KARE11 News is reporting that 2 whistleblowers have stepped forward to report that records were allegedly falsified at the Minneapolis VA Medical Center:
Employees at the Minneapolis VA Medical Center were pressured to falsify patient appointment dates and medical records in order to hide serious delays, potentially comprising the health of veterans, according to former employees, internal emails and a complaint filed to the VA's office of the Inspector General.
In some cases, the employees say they were instructed to falsify medical records by writing that patients had declined follow-up treatments when, in reality, they say the veterans had never been contacted.
Patient's lives may be at risk, they fear, because they say some cases involved suspected colon cancer.
If these claims are verified with documentation, some employees at the Minneapolis VA Medical Center will be in a difficult legal situation. Potentially, they could be facing civil litigation if any of these alleged patients died of colon cancer. Certainly, a wrongful death lawsuit would be justified in such situations.
It's possible these employees could face criminal charges for falsifying federal records, too.
In an exclusive interview, the women told KARE 11 investigative reporter A. J. Lagoe they were abruptly fired after trying to alert top VA administrators about the problems.
"I have family members that are veterans.
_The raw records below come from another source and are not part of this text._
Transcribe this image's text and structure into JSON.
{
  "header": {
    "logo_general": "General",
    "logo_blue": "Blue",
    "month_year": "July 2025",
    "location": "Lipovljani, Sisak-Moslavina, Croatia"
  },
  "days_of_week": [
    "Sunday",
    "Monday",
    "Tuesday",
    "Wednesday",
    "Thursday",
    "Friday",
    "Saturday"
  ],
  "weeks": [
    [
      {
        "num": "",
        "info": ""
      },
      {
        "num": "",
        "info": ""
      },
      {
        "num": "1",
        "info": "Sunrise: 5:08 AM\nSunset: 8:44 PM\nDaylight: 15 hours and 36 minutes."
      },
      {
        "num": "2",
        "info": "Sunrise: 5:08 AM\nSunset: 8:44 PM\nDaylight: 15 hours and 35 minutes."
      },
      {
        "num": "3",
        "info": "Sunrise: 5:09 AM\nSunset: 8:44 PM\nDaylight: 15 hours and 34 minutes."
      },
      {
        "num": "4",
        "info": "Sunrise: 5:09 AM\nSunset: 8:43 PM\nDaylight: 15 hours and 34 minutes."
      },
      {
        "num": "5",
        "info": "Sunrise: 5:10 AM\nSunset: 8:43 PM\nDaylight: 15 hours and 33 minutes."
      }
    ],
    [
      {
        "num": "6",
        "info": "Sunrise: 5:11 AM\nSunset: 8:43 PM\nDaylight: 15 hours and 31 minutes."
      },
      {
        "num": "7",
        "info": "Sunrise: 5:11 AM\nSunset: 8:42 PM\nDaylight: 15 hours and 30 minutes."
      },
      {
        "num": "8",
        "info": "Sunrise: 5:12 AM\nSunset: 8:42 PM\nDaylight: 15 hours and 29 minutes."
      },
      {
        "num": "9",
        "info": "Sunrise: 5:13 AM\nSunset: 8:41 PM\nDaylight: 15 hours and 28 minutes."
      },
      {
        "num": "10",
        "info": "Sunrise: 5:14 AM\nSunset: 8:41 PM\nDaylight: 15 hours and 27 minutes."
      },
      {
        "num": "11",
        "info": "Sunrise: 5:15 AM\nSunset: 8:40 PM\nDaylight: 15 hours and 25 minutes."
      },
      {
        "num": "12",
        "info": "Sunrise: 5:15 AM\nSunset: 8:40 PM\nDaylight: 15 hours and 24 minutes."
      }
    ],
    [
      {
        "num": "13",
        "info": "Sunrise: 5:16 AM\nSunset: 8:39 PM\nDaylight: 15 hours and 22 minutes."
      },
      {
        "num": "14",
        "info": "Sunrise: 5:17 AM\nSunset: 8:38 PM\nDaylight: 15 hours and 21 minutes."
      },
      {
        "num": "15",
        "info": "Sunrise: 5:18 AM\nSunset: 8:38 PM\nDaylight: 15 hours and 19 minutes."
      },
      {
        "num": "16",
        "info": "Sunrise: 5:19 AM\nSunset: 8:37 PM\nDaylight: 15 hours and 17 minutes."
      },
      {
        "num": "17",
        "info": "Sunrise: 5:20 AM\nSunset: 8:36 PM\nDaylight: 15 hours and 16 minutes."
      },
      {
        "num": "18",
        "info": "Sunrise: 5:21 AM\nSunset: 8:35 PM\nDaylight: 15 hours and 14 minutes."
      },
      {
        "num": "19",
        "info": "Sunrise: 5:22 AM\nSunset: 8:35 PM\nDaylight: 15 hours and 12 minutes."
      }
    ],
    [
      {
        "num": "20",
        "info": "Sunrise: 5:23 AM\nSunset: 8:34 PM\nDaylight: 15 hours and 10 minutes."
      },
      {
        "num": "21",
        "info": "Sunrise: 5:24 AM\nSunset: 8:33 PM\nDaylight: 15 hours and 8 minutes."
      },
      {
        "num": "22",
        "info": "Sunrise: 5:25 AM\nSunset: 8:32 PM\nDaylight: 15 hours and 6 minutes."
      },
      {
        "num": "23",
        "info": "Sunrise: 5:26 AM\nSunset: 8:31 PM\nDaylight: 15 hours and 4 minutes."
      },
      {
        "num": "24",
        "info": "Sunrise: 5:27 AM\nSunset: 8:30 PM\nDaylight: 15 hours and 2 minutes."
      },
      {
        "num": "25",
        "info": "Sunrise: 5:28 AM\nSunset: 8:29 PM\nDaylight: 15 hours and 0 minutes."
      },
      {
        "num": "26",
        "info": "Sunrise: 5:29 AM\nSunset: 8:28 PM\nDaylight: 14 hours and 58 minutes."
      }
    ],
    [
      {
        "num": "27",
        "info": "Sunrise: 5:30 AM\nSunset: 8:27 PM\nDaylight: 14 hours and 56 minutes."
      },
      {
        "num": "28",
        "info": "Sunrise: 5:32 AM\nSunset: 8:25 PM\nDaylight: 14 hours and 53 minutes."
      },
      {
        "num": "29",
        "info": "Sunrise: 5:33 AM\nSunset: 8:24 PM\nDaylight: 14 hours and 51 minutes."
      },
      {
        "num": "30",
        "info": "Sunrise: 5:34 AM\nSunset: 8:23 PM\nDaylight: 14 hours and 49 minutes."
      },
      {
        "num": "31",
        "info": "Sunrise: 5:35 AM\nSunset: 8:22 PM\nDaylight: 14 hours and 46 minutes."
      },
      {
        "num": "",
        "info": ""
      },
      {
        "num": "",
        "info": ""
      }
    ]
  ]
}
They should know actually what's going on at the VA," Rossbach told KARE 11 reporter Lagoe.
"Do you think lives were being put at risk," Lagoe asked? "Yes, yes," both Rossbach and Alonso said.
If it can be verified that these women were fired when they attempted to report the alleged falsification of records, their superiors might be in serious legal trouble. If these whistleblowers were fired to hide the falsification of records, these women's supervisors might be prosecuted criminally for hindering a federal investigation.
"I caught one with bleeding 46 days with no action whatsoever," Alonso said.
To keep evidence of delays in Minneapolis out of VISTA , the VA's official electronic record tracking system, the women claim a supervisor ordered them to keep a secret patient waiting list.
"They had this list they kept that was kinda hidden," Rossbach told KARE 11.
"Just so it couldn't be audited. It wouldn't even be in the system at all," Alonso added.
"You were directly instructed to cook the books?" Lagoe asked.
"Yes," Alonso replied.
Minnesota's VA system, unlike other VAs across the nation, has had a pretty good reputation. If these allegations are verified, that reputation will be sullied.
Finally, if these records a) were falsified and b) were used to get administrators bonuses, then that's another potential criminal investigation. Potentially, that's a difficult legal challenge for the administrators.